Attorney General Jeff Sessions said the program known as the Deferred Action for Childhood Arrivals (DACA) will end in six months to give Congress time to find a legislative solution for the immigrants.
Here's a look at the program and what happens next for the nearly 800,000 people in it who are allowed to work in the U.S. and receive protection from deportation.
Keep in mind, Tuesday's announcement essentially gives Congress six months to act. Either they can allow the program to be phased out, or they can pass a new law that addresses these issues.
What is DACA?
DACA stands for Deferred Action for Childhood Arrivals, and the only people eligible are undocumented immigrants who were brought to the United States as kids. Since the program began in 2012, nearly 800,000 people throughout the country have been approved.
Where did it come from?
Frustration grew during the Obama administration over repeated failures to pass the "Dream Act," which would have provided a path to legal U.S. citizenship for the young immigrants who ended up becoming DACA beneficiaries and became known as "dreamers." The last major attempt to pass the legislation was in 2011.
Immigrant activists staged protests and participated in civil disobedience in an effort to push Obama to act after Congress did not pass legislation. DACA is different than the Dream Act because it does not provide a pathway to legal residency or citizenship.
What do you think of President Donald Trump's decision to rescind the Deferred Action for Childhood Arrivals program with in six months?
Let your elected officials know your views on the issue?
Here are the websites and contact numbers of Minnesota's Congressional delegation:
Rep. Tim Walz (D) - (202) 225-2472; https://walzforms.house.gov/contact/
Rep. Jason Lewis (R) - (202) 225-2271; https://jasonlewis.house.gov/contact/
Rep. Erik Paulsen (R) - (202) 225-2871; https://paulsen.house.gov/contact-me/
Rep. Betty McCollum (D) - (202) 225-6631; https://mccollum.house.gov/contact/email

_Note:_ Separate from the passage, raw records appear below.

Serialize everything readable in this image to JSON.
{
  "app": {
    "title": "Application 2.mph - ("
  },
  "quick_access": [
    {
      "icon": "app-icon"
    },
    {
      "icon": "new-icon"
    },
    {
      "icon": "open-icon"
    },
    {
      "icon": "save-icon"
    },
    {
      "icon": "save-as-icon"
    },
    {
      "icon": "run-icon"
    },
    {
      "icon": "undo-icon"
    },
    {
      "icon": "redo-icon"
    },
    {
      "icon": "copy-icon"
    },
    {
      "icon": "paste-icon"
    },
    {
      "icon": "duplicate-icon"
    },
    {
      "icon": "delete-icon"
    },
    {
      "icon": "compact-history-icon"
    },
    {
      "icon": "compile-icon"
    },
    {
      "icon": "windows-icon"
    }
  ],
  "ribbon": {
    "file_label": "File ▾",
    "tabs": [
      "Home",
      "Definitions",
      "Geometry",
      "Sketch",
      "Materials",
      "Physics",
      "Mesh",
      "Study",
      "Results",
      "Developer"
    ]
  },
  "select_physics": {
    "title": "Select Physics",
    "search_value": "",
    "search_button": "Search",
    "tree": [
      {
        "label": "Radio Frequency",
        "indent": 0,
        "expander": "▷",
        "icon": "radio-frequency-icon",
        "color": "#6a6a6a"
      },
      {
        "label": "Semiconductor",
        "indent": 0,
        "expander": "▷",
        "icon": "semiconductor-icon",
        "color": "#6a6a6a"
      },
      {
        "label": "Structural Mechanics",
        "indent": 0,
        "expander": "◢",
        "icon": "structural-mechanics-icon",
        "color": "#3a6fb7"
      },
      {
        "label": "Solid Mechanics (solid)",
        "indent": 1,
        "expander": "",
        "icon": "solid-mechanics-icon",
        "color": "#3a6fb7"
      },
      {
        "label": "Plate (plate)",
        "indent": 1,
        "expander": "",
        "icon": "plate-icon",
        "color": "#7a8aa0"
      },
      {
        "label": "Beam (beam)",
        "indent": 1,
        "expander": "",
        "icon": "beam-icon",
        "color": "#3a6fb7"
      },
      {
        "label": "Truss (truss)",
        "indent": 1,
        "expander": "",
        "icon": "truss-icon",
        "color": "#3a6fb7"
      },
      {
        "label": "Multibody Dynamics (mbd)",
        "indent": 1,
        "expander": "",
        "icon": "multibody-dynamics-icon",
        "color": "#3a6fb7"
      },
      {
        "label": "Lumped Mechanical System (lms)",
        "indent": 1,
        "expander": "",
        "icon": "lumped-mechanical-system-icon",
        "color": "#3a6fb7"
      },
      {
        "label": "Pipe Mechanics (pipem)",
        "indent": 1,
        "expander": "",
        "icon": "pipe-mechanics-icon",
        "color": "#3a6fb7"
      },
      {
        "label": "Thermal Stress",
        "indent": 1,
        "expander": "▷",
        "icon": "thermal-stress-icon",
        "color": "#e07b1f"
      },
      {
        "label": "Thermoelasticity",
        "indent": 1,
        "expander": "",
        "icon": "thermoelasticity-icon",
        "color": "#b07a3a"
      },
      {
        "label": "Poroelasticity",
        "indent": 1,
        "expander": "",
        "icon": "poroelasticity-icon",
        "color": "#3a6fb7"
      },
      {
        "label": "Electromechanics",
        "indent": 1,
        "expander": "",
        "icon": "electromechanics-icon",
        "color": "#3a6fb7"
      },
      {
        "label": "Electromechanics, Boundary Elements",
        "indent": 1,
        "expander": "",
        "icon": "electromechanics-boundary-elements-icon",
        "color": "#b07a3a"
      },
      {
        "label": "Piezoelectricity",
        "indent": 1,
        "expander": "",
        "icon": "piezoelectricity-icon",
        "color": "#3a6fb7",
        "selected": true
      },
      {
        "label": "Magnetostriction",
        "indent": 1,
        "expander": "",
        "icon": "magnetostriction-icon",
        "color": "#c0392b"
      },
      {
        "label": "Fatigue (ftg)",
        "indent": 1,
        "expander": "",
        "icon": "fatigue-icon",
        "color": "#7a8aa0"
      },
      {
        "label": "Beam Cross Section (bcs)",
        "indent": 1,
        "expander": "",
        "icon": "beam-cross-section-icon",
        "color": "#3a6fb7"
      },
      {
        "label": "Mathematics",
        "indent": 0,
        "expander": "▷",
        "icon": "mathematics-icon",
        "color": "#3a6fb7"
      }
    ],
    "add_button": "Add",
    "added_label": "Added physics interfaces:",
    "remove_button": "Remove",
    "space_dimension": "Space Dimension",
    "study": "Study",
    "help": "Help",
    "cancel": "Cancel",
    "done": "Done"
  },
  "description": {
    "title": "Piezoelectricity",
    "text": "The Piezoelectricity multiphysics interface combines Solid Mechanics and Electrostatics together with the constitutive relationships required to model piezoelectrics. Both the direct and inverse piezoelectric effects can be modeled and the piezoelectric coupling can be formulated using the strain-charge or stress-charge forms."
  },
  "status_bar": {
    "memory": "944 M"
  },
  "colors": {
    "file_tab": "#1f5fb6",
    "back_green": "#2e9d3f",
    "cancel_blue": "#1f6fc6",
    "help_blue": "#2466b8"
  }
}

Rep. Tom Emmer (R) - (202) 225-2331; https://emmer.house.gov/contact/email
Rep. Collin Peterson (D) - (202) 225-2165; https://collinpeterson.house.gov/contact-me
Rep. Rick Nolan (D) - (202) 225-6211; https://nolan.house.gov/contact
Why end it?
President Donald Trump was under pressure from several states that threatened to sue his administration if it did not end DACA. They argued the order Obama issued creating the program was unconstitutional and that Congress should take charge of legislation dealing the issue.
Immigrant advocates, business leaders including the chief executives of Apple and Microsoft, clergy and many others put intense pressure on Trump to maintain the program but he decided to end it.
KSTP's Josh Rosenthal assisted in the reporting for this story
Updated: September 05, 2017 06:24 PM
Created: September 05, 2017 03:33 PM
(Copyright 2018 by The Associated Press. All Rights Reserved.)